When Facebook launched in 2004, it was lauded for its ability to connect brands with their followers for little or no cost. All you had to do was post content on your page, and everyone who liked your page would see it.
Unfortunately for Facebook (and for users), this wasn’t an effective method of generating profit. Facebook held its initial public offering (IPO) in May of 2012, and a few short months later, organic reach tanked by up to 80%.
The organic reach of Facebook posts has been on the decline since its IPO. It now sits at a measly 6%, which leaves social media marketers, large corporations, and small business and organizations struggling to reach their audience.
What is Organic Reach?
On Facebook, “organic reach” indicates how many people will see your post without paid promotion or help from the Facebook algorithm.
Facebook’s News Feed algorithm is based on three factors:
User affinity is based on the one-way relationship between the viewing user and the post creator. It’s calculated by analyzing the user’s repeat interactions with a brand’s posts.
The more a person comments, likes, or shares a post, or the more you communicate with each other via Messenger, the higher your affinity will be. The higher your affinity, the more likely it is that a user will see your posts.
Facebook determines the weight of your content using a value system. There are two types of weight:
- Post weight indicates the weight assigned to different types of posts. For example, videos uploaded to Facebook weigh more than a simple text-only post.
- Interaction weight describes the value associated with different actions and types of engagement. For example, comments weigh more than a simple like because they require more work from the user. Shares and comments weigh the most, while likes and clicks weigh the least.
The older a post is, the less valuable it is, and therefore the less likely it is to show up in your followers’ News Feeds. However, if you posted something three days ago and your audience is still liking, commenting on, and sharing your post, that post will continue to rank highly (because of the Weight factor).
The time decay factor helps keep News Feeds fresh with new content.
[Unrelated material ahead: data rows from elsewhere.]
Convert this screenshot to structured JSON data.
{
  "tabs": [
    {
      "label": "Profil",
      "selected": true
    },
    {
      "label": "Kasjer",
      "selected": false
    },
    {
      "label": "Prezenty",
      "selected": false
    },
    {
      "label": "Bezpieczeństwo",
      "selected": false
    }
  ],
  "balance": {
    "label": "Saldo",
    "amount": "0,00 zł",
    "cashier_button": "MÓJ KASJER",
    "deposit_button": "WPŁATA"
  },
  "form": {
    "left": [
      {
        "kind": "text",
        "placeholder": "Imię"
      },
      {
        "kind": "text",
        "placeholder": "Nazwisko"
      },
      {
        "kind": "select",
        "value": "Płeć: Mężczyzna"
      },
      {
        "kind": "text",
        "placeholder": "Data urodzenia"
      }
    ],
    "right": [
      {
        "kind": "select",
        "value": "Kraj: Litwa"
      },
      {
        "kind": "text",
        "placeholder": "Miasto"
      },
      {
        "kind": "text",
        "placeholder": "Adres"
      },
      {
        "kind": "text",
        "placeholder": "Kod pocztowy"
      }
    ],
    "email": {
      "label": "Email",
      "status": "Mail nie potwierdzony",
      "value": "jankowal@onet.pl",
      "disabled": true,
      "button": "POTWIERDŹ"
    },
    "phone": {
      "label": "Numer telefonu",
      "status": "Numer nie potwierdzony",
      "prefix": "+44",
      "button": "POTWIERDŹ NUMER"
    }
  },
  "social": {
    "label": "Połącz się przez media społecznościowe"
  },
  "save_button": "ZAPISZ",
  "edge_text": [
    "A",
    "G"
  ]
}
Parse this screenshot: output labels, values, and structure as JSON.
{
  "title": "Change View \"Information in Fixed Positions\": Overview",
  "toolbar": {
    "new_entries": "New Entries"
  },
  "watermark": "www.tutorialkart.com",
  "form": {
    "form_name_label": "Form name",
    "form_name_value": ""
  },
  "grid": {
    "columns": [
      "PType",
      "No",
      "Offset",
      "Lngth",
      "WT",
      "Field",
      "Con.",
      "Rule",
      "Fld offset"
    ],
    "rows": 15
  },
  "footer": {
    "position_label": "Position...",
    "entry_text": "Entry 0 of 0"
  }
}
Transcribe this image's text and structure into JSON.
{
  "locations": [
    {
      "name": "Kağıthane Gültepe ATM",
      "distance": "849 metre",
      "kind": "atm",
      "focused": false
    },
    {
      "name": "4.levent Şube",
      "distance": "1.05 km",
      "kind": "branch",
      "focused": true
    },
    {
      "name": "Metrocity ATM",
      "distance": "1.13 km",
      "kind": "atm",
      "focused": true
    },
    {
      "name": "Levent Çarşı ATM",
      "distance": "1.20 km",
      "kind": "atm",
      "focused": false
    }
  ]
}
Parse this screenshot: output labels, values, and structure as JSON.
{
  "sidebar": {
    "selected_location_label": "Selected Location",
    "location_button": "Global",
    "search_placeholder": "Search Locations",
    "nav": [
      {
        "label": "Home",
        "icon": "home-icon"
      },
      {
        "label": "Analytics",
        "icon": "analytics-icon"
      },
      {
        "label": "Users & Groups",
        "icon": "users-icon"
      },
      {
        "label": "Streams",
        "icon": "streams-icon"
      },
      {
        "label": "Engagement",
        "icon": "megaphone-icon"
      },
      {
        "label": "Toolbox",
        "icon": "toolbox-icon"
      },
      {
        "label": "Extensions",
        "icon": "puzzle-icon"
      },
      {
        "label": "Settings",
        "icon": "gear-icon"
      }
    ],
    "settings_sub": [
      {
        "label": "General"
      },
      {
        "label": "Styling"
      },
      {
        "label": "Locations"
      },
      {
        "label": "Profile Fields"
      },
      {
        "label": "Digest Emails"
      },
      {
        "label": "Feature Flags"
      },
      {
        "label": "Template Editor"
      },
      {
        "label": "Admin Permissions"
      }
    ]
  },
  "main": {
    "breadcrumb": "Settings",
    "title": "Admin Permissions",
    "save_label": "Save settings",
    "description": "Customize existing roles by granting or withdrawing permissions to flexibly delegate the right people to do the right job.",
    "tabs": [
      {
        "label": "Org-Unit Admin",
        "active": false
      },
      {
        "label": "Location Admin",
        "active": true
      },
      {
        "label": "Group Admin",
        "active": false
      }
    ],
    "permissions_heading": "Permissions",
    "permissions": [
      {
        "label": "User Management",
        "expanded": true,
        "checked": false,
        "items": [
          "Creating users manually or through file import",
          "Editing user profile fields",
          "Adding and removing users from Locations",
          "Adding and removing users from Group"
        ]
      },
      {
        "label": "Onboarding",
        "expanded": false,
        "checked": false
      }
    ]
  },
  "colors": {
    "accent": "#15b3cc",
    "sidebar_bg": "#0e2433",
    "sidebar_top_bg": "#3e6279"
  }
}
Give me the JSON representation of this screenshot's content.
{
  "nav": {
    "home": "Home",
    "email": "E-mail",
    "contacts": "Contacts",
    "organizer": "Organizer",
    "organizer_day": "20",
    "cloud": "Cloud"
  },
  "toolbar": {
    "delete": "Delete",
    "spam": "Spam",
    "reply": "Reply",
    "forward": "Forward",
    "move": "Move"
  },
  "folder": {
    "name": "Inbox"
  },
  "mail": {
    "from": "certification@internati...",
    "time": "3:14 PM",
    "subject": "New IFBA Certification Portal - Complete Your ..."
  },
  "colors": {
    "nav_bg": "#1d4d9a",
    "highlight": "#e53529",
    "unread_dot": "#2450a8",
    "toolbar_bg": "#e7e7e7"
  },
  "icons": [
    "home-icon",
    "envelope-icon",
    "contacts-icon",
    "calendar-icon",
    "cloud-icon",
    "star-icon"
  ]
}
Recent research indicates that the average Facebook post expires within two to five hours, so it’s important to re-share your content if you want it to remain visible.
Why is Organic Reach Declining?
This video does a fantastic job of explaining why your organic Facebook reach is declining. Check it out:
Basically, organic reach is declining because Facebook doesn’t make money unless you pay for ads or to promote a post. Whether you agree with this policy or not, chances are you’ll have to live with it. The good news is that it’s still very possible for your posts to go viral for free – if you create great content.
Nolan Wilson is a Freelance writer in Toronto that specializes in SEO writing and blogging. He has a Master’s Degree in Library and Information Science and is a professional member of the PWAC. Connect with him on Google + and Twitter.